> _Required action_
Set down the data below word for word, and leave the images aside.

##### Listed entries #####

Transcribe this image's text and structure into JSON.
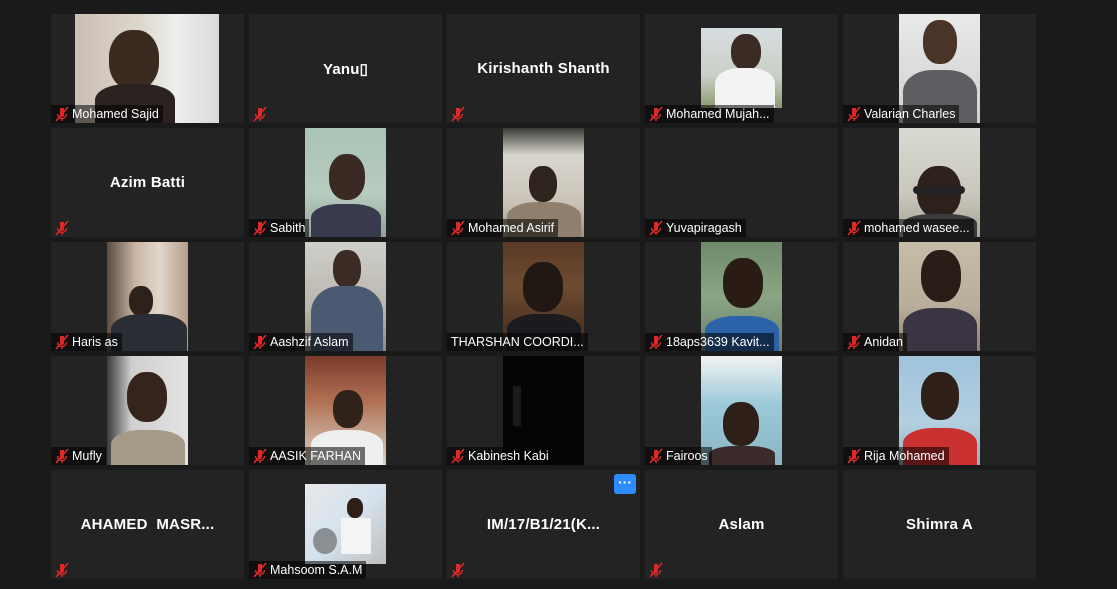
{
  "participants": [
    {
      "name": "Mohamed Sajid",
      "video": true
    },
    {
      "name": "Yanu▯",
      "video": false
    },
    {
      "name": "Kirishanth Shanth",
      "video": false
    },
    {
      "name": "Mohamed Mujah...",
      "video": true
    },
    {
      "name": "Valarian Charles",
      "video": true
    },
    {
      "name": "Azim Batti",
      "video": false
    },
    {
      "name": "Sabith",
      "video": true
    },
    {
      "name": "Mohamed Asirif",
      "video": true
    },
    {
      "name": "Yuvapiragash",
      "video": true
    },
    {
      "name": "mohamed wasee...",
      "video": true
    },
    {
      "name": "Haris as",
      "video": true
    },
    {
      "name": "Aashzif Aslam",
      "video": true
    },
    {
      "name": "THARSHAN COORDI...",
      "video": true
    },
    {
      "name": "18aps3639 Kavit...",
      "video": true
    },
    {
      "name": "Anidan",
      "video": true
    },
    {
      "name": "Mufly",
      "video": true
    },
    {
      "name": "AASIK FARHAN",
      "video": true
    },
    {
      "name": "Kabinesh Kabi",
      "video": true
    },
    {
      "name": "Fairoos",
      "video": true
    },
    {
      "name": "Rija Mohamed",
      "video": true
    },
    {
      "name": "AHAMED  MASR...",
      "video": false
    },
    {
      "name": "Mahsoom S.A.M",
      "video": true
    },
    {
      "name": "IM/17/B1/21(K...",
      "video": false
    },
    {
      "name": "Aslam",
      "video": false
    },
    {
      "name": "Shimra A",
      "video": false
    }
  ],
  "more_button": "···",
  "colors": {
    "background": "#1a1a1a",
    "tile": "#232323",
    "muted_red": "#e02828",
    "accent": "#2d8cff"
  },
  "icons": {
    "muted": "muted-mic-icon"
  }
}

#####

> _Result of the task_
Transcribe this image's text and structure into JSON.
{
  "participants": [
    {
      "name": "Mohamed Sajid",
      "video": true
    },
    {
      "name": "Yanu▯",
      "video": false
    },
    {
      "name": "Kirishanth Shanth",
      "video": false
    },
    {
      "name": "Mohamed Mujah...",
      "video": true
    },
    {
      "name": "Valarian Charles",
      "video": true
    },
    {
      "name": "Azim Batti",
      "video": false
    },
    {
      "name": "Sabith",
      "video": true
    },
    {
      "name": "Mohamed Asirif",
      "video": true
    },
    {
      "name": "Yuvapiragash",
      "video": true
    },
    {
      "name": "mohamed wasee...",
      "video": true
    },
    {
      "name": "Haris as",
      "video": true
    },
    {
      "name": "Aashzif Aslam",
      "video": true
    },
    {
      "name": "THARSHAN COORDI...",
      "video": true
    },
    {
      "name": "18aps3639 Kavit...",
      "video": true
    },
    {
      "name": "Anidan",
      "video": true
    },
    {
      "name": "Mufly",
      "video": true
    },
    {
      "name": "AASIK FARHAN",
      "video": true
    },
    {
      "name": "Kabinesh Kabi",
      "video": true
    },
    {
      "name": "Fairoos",
      "video": true
    },
    {
      "name": "Rija Mohamed",
      "video": true
    },
    {
      "name": "AHAMED  MASR...",
      "video": false
    },
    {
      "name": "Mahsoom S.A.M",
      "video": true
    },
    {
      "name": "IM/17/B1/21(K...",
      "video": false
    },
    {
      "name": "Aslam",
      "video": false
    },
    {
      "name": "Shimra A",
      "video": false
    }
  ],
  "more_button": "···",
  "colors": {
    "background": "#1a1a1a",
    "tile": "#232323",
    "muted_red": "#e02828",
    "accent": "#2d8cff"
  },
  "icons": {
    "muted": "muted-mic-icon"
  }
}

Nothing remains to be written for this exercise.